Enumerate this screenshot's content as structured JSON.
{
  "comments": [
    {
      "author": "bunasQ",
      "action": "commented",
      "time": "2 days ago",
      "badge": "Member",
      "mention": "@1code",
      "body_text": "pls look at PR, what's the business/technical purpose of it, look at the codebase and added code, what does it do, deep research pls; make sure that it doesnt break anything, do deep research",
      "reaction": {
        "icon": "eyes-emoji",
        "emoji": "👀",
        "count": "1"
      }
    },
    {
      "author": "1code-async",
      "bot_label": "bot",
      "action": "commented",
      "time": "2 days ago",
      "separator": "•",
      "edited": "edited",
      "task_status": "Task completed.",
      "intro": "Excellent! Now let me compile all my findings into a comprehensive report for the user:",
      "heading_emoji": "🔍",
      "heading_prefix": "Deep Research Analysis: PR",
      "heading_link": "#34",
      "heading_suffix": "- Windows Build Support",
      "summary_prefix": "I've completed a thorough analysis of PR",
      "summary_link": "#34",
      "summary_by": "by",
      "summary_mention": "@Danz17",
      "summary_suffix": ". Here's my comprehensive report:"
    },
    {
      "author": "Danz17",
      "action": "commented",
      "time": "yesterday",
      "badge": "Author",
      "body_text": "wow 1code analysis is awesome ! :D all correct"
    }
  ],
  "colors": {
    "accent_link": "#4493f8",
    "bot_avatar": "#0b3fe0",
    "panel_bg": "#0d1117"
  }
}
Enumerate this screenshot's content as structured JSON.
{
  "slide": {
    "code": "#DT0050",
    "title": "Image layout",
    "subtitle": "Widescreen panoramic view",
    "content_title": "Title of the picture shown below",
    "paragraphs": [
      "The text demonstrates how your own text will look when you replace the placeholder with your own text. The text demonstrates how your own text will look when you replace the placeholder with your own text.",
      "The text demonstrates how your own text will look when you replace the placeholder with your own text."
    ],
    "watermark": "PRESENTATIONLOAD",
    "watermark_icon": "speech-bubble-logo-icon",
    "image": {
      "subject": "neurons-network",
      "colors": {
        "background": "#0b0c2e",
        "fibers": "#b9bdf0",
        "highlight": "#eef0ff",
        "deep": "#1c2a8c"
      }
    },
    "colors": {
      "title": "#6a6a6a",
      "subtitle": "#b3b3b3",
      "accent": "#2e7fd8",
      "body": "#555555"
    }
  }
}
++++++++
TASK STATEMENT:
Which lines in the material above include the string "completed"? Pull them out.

RESPONSE TO THIS EXERCISE:
      "task_status": "Task completed.",
      "summary_prefix": "I've completed a thorough analysis of PR",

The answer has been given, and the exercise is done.